If I had a crystal ball, I’d use a few of my predictive privileges to offer you wisdom on what to expect of the healthcare marketing industry. But I don’t. All I have is a healthy obsession with understanding how technology can improve the human health experience. So herein lies my disclaimer, and what follows is my best guess of what to expect in an unpredictable world.

Anna Gaudio

Meeting us [right] where we are

In the recent past, we’ve tended to apply a “once size fits all” approach to even the best solutions. For example, we used telehealth as a quick answer during a time of critical need, but we haven’t corrected past use for current need. Is it well-suited for early detection AND acute care AND chronic management? Perhaps it could be, but I don’t think we’re there yet. Are wearables perfectly poised to serve as our best friends? Check out Apple crash detection mishaps for my point of view.

I believe, and hope, that 2023 holds a focus on tailoring and that we recognize that more isn’t always better. Similar to how streaming services continue to ebb and flow with proliferation followed by mergers and acquisition, I imagine we’ll experience a similar wobble to create better product suites that together serve a more meaningful need than independently.

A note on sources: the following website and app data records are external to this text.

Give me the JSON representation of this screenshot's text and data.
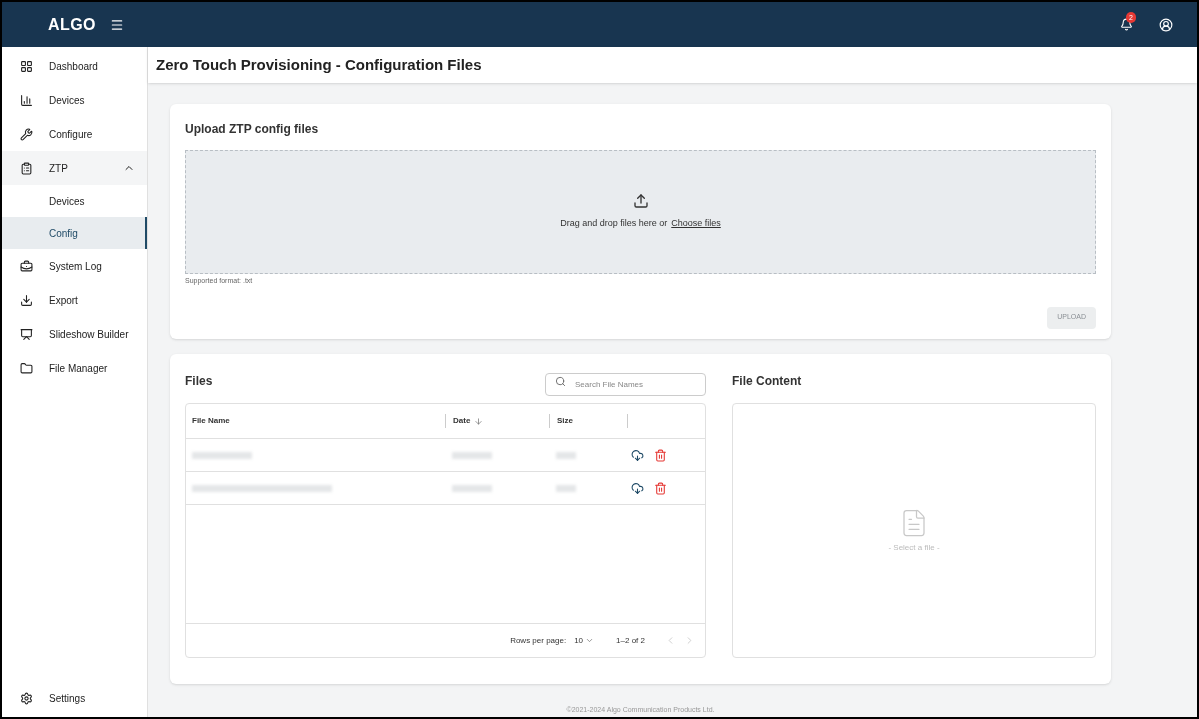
{
  "header": {
    "logo": "ALGO",
    "notification_count": "2"
  },
  "sidebar": {
    "items": [
      {
        "kind": "link",
        "label": "Dashboard",
        "selected": false
      },
      {
        "kind": "link",
        "label": "Devices",
        "selected": false
      },
      {
        "kind": "link",
        "label": "Configure",
        "selected": false
      },
      {
        "kind": "group",
        "label": "ZTP",
        "selected": false,
        "expanded": true,
        "children": [
          {
            "label": "Devices",
            "selected": false
          },
          {
            "label": "Config",
            "selected": true
          }
        ]
      },
      {
        "kind": "link",
        "label": "System Log",
        "selected": false
      },
      {
        "kind": "link",
        "label": "Export",
        "selected": false
      },
      {
        "kind": "link",
        "label": "Slideshow Builder",
        "selected": false
      },
      {
        "kind": "link",
        "label": "File Manager",
        "selected": false
      }
    ],
    "footer_item": {
      "label": "Settings"
    }
  },
  "page_title": "Zero Touch Provisioning - Configuration Files",
  "upload_card": {
    "title": "Upload ZTP config files",
    "drop_text": "Drag and drop files here or",
    "choose_link": "Choose files",
    "hint": "Supported format: .txt",
    "upload_button": {
      "label": "UPLOAD",
      "disabled": true
    }
  },
  "files": {
    "title": "Files",
    "search": {
      "placeholder": "Search File Names"
    },
    "columns": [
      {
        "label": "File Name",
        "sorted": false
      },
      {
        "label": "Date",
        "sorted": true
      },
      {
        "label": "Size",
        "sorted": false
      }
    ],
    "rows": [
      {
        "redacted": true
      },
      {
        "redacted": true
      }
    ],
    "pagination": {
      "rows_per_page_label": "Rows per page:",
      "rows_per_page": "10",
      "range": "1–2 of 2",
      "prev_disabled": true,
      "next_disabled": true
    }
  },
  "file_content": {
    "title": "File Content",
    "empty_text": "- Select a file -"
  },
  "footer": "©2021-2024 Algo Communication Products Ltd."
}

We’ll see beautiful marriages of behavioral data and approachable devices. We’ll see affordability meet supply chain optimizations. And we’ll witness value-based care and prioritization of outcomes align to patient expectations and care management. These words I type with fingers crossed, knowing that a suit obtains its power from the tailor, not the fabric.

The humanization of healthcare

Anyone working in the healthcare industry—whether directly or indirectly—has experienced perpetual innovation to the point of exhaustion. As we hit the technology curve, doors to Wonderland opened before us. With health being a foundation to nearly every other industry (think: financial wellness, physical wellness, emotional wellness, mental wellness), ours was the first through the rabbit hole.

As often occurs, the pendulum may now swing the other way. By no means do I expect a rejection of the incredible tools and resources that the digitization of healthcare delivered (though, a quick search of “rejection of healthcare digitization” will return quite a finding). Instead, I anticipate an increased desire for human interaction while engaging with the healthcare system.

We may continue to rely on telehealth and virtual care in certain instances. We may continue to choose a chatbot over a phone call. But I believe the future expectation of healthcare recipients is an experience cloaked in the human spirit, one that is warm and personalized and empathetic. In a world where anything is possible, the innovations that survive and thrive will be those that prize the human experience over the technology.

Maximized moments

We’ve been talking about this one for years. An important distinction must be made in the era of customer experience between time well spent and time well saved. From design to KPIs, we’ve set our sights on the wrong goalposts. We’ve misunderstood the true unmet need and then force-fit our [brand, service, product] into a misshapen solution.

Let this be the year that we start with customer understanding, dissecting their experience through rich, unselfish research. We find the moments in which we can streamline and ease and alleviate. We capitalize on the moments in which we can engage and interact and indulge. And we make sure, time and time again, that those moments are what our customers are telling us, not what we’re telling ourselves.

Wishing you and our industry (and all Philadelphia sports teams) nothing but good things ahead!